__Your instructions__
Please restate the data exactly, from the first line to the last.

__Records shown__

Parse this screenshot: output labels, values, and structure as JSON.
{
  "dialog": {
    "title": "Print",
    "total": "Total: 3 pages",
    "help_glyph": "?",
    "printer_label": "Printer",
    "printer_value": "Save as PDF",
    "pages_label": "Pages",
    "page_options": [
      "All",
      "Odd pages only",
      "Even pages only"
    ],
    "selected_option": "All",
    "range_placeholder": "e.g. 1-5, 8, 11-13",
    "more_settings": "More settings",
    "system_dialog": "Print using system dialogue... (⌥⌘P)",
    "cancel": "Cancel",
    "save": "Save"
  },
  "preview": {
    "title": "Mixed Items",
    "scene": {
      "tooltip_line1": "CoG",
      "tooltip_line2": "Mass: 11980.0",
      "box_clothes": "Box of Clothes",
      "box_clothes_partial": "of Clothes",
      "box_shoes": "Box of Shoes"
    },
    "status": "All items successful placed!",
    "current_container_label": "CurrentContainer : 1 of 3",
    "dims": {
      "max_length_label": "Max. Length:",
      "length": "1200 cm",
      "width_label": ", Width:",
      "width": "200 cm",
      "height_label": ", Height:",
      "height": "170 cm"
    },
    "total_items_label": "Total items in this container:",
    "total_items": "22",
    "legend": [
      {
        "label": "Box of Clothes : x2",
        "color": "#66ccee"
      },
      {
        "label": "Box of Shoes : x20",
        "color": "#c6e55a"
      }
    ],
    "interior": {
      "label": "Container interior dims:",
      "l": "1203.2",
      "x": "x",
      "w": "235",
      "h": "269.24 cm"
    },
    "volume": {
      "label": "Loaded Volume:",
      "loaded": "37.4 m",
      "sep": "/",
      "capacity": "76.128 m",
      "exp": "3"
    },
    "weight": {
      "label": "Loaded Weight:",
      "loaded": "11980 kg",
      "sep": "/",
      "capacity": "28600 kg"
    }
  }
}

__Result for this task__
Parse this screenshot: output labels, values, and structure as JSON.
{
  "dialog": {
    "title": "Print",
    "total": "Total: 3 pages",
    "help_glyph": "?",
    "printer_label": "Printer",
    "printer_value": "Save as PDF",
    "pages_label": "Pages",
    "page_options": [
      "All",
      "Odd pages only",
      "Even pages only"
    ],
    "selected_option": "All",
    "range_placeholder": "e.g. 1-5, 8, 11-13",
    "more_settings": "More settings",
    "system_dialog": "Print using system dialogue... (⌥⌘P)",
    "cancel": "Cancel",
    "save": "Save"
  },
  "preview": {
    "title": "Mixed Items",
    "scene": {
      "tooltip_line1": "CoG",
      "tooltip_line2": "Mass: 11980.0",
      "box_clothes": "Box of Clothes",
      "box_clothes_partial": "of Clothes",
      "box_shoes": "Box of Shoes"
    },
    "status": "All items successful placed!",
    "current_container_label": "CurrentContainer : 1 of 3",
    "dims": {
      "max_length_label": "Max. Length:",
      "length": "1200 cm",
      "width_label": ", Width:",
      "width": "200 cm",
      "height_label": ", Height:",
      "height": "170 cm"
    },
    "total_items_label": "Total items in this container:",
    "total_items": "22",
    "legend": [
      {
        "label": "Box of Clothes : x2",
        "color": "#66ccee"
      },
      {
        "label": "Box of Shoes : x20",
        "color": "#c6e55a"
      }
    ],
    "interior": {
      "label": "Container interior dims:",
      "l": "1203.2",
      "x": "x",
      "w": "235",
      "h": "269.24 cm"
    },
    "volume": {
      "label": "Loaded Volume:",
      "loaded": "37.4 m",
      "sep": "/",
      "capacity": "76.128 m",
      "exp": "3"
    },
    "weight": {
      "label": "Loaded Weight:",
      "loaded": "11980 kg",
      "sep": "/",
      "capacity": "28600 kg"
    }
  }
}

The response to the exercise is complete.